SPR said it is working with the Public Utilities Commission on the best way to fulfill its $5 million commitment.
“We’ve proposed a combination of low-income energy assistance payments and weatherization programs to make low-income households more energy efficient,” said Sierra Pacific spokesman Bob Sagan.
But wait. Utility rate hikes have only just begun for Nevadans. Here’s why.
Beside the $5 million contribution to a low-income energy fund, AB 369 put off the sale of SPR’s power plants in Nevada. That kept the power generating facilities in Nevada’s hands, essentially overseen by the Public Utilities Commission. To get the power company to agree to these things, legislators threw SPR a juicy bone called deferred accounting. Deferred accounting takes much of the risk out of the power biz, assuring that no matter how much Sierra Pacific spends to buy power or fuel, it’ll be able to charge the consumer enough to call the investment a success.
What does that mean for Joe Power-user?
Well, SPR estimated that it would need another biggie rate hike to balance the books in the very near future. In fact, it’ll need a rate hike of $550 to $800 million or more, between the northern Sierra Pacific Power Co. and the southern Nevada Power Co. That hike, anticipated early next year, will be three times the size of the 17 percent March hike.
Could things possibly get worse for power users in Nevada?
Glad you asked. The Nevada Supreme Court is still holding in its hands the fate of AB 661, the re-deregulation bill that would allow mines and casinos to look beyond SPR for better power bargains. (In fact, the smoke hadn’t cleared on the after-midnight passage of AB 661 when a press release announced that Harrah’s Entertainment had signed a seven-year power deal with Enron Energy Services.)
“Our folks are going to be stuck with high bills for years, while the casinos and mines get to shop around [for power],” Hay said.
The only hang-up for AB 661 is that it was passed after the midnight legislative deadline—but, hey, remember Daylight Savings Time?—and it wasn’t re-passed during the later special legislative session, as it became a wedge for those seeking redistricting clout. Jeesh. Only in Nevada.
With the remotely possible exception of AB 661, the utility got what it wanted during the 2001 Nevada Legislature. The Sierra Pacific Resources Web site features a report card with happy red check marks by seven pieces of Nevada utility legislation.
“It’s amazing how much presence the utilities had in the legislature," Hay said. "Between the [Sierra Pacific] lobbyists and staff, some committees met with more Sierra Pacific people than [committee] members.
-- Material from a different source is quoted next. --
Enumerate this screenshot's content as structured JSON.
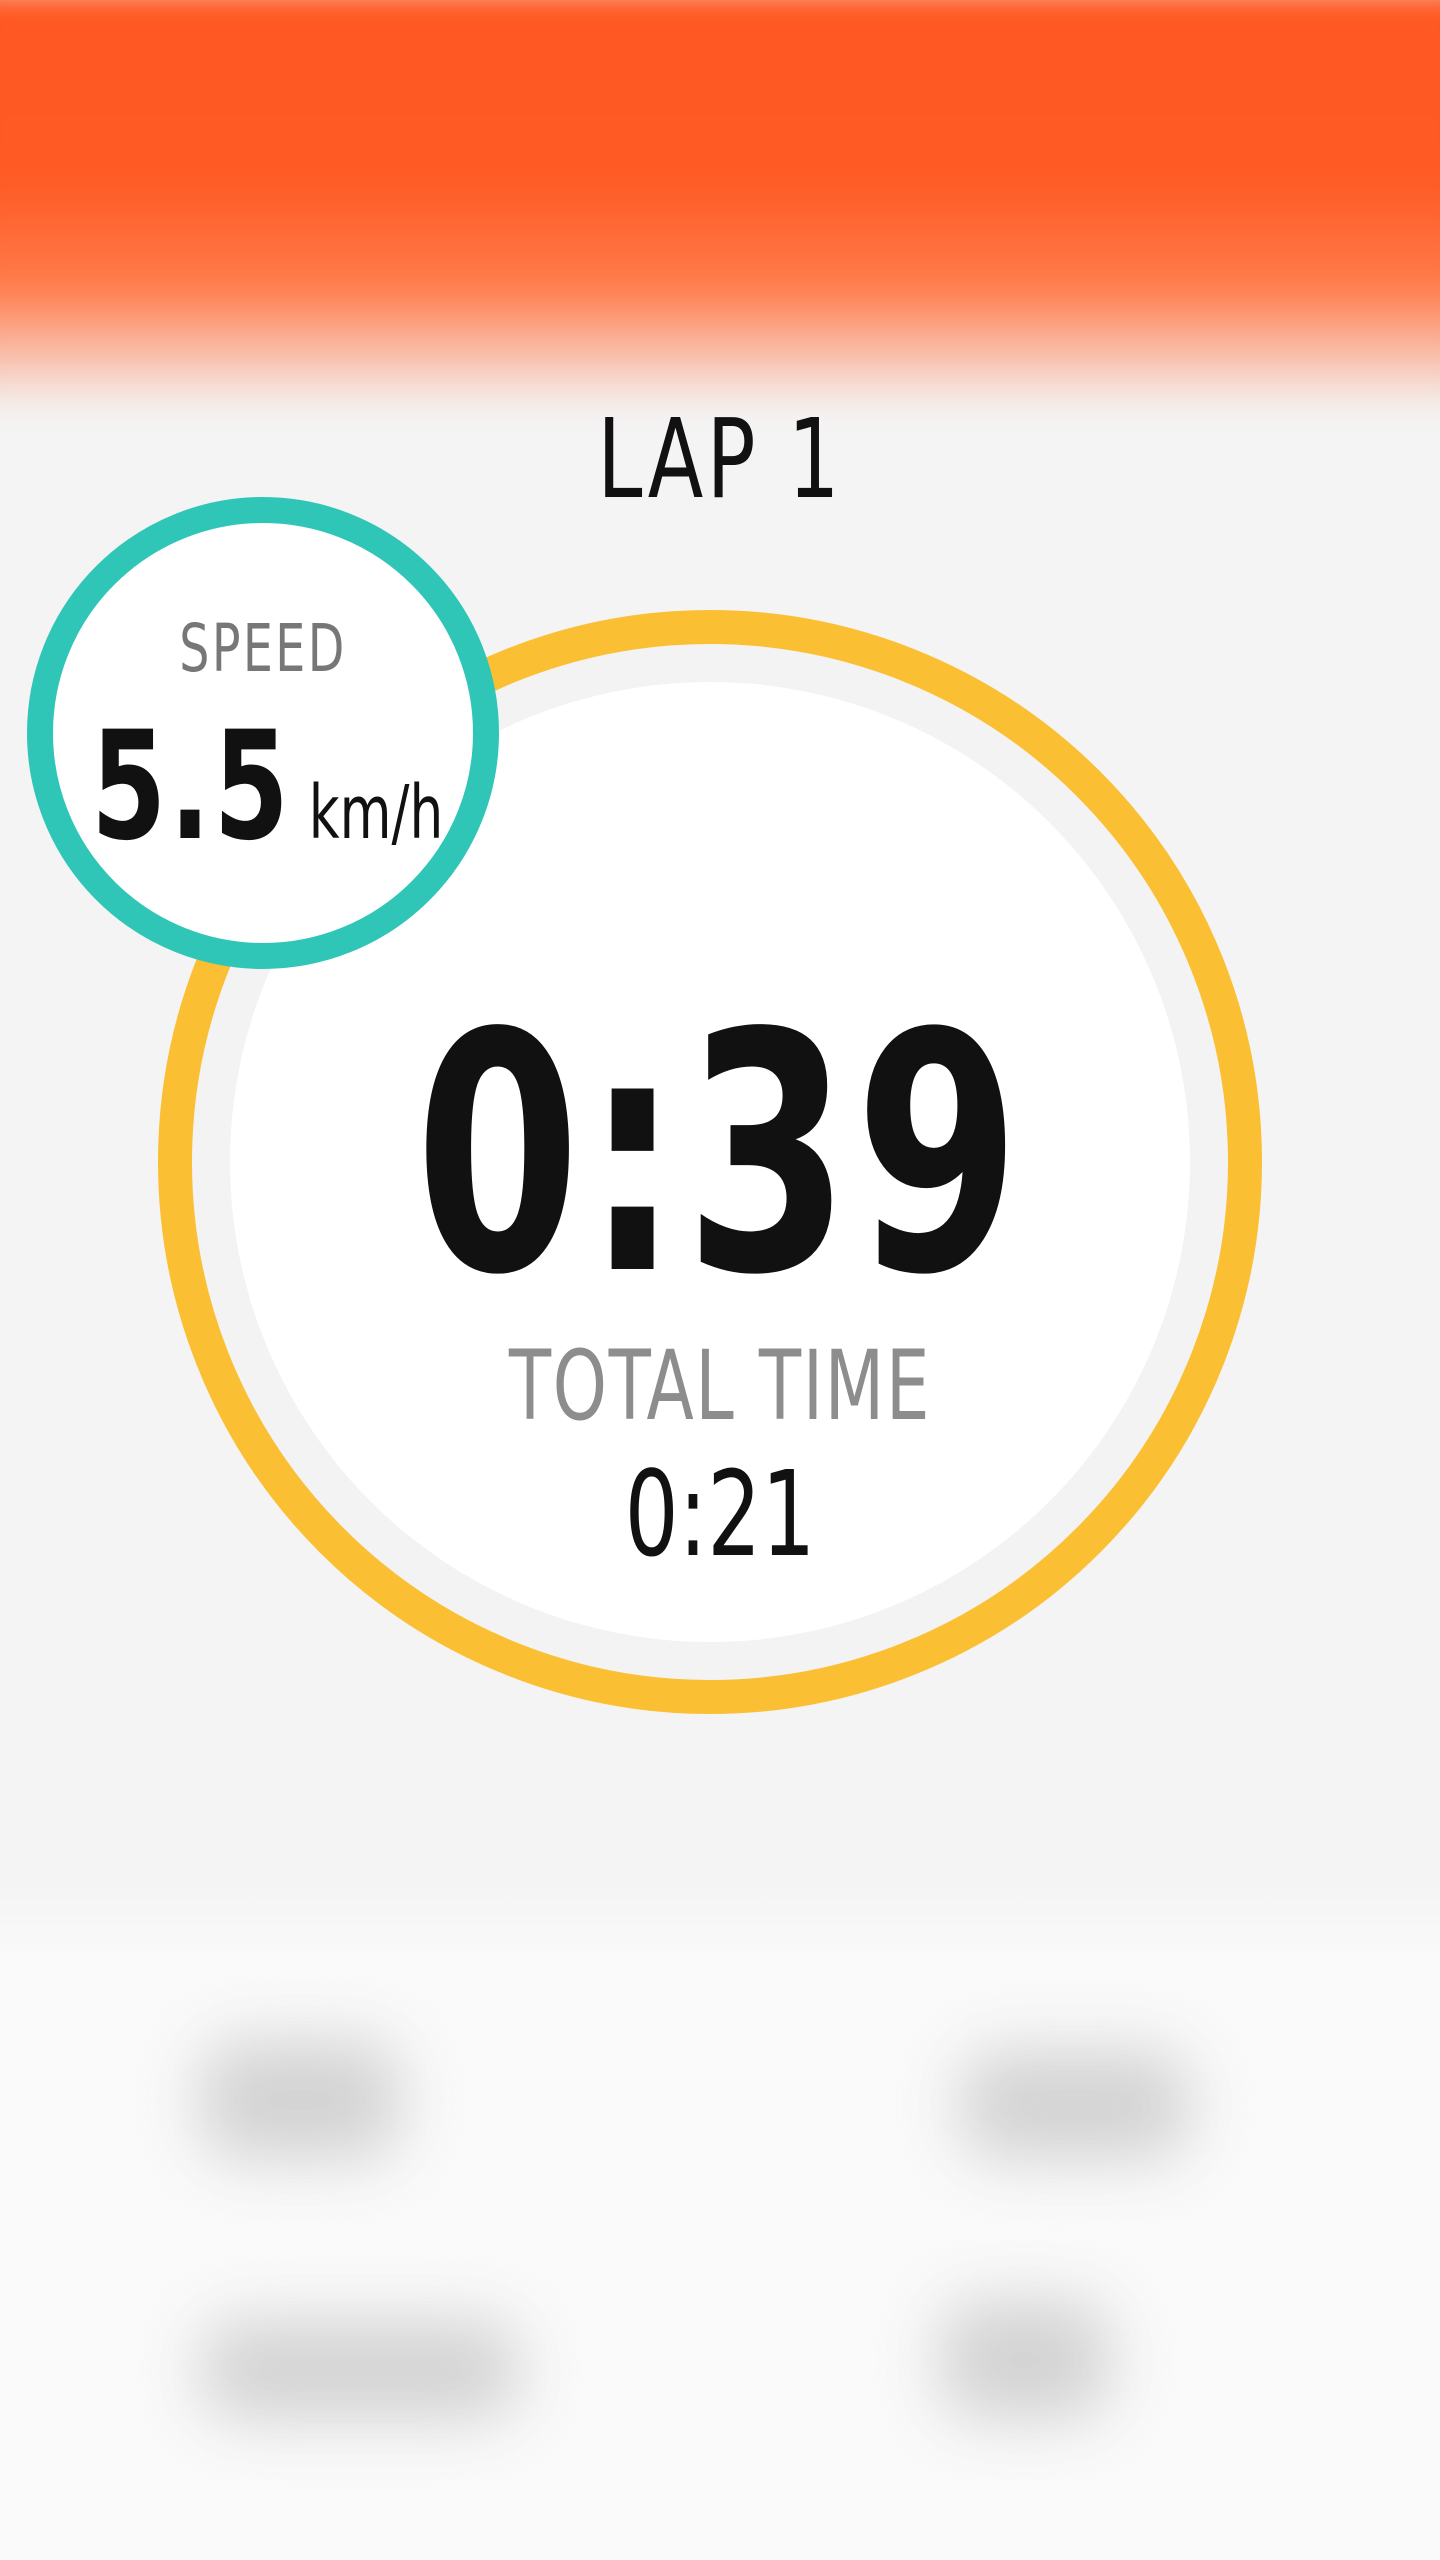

If you were a legislator, you couldn’t escape Sierra Pacific from morning ’til night."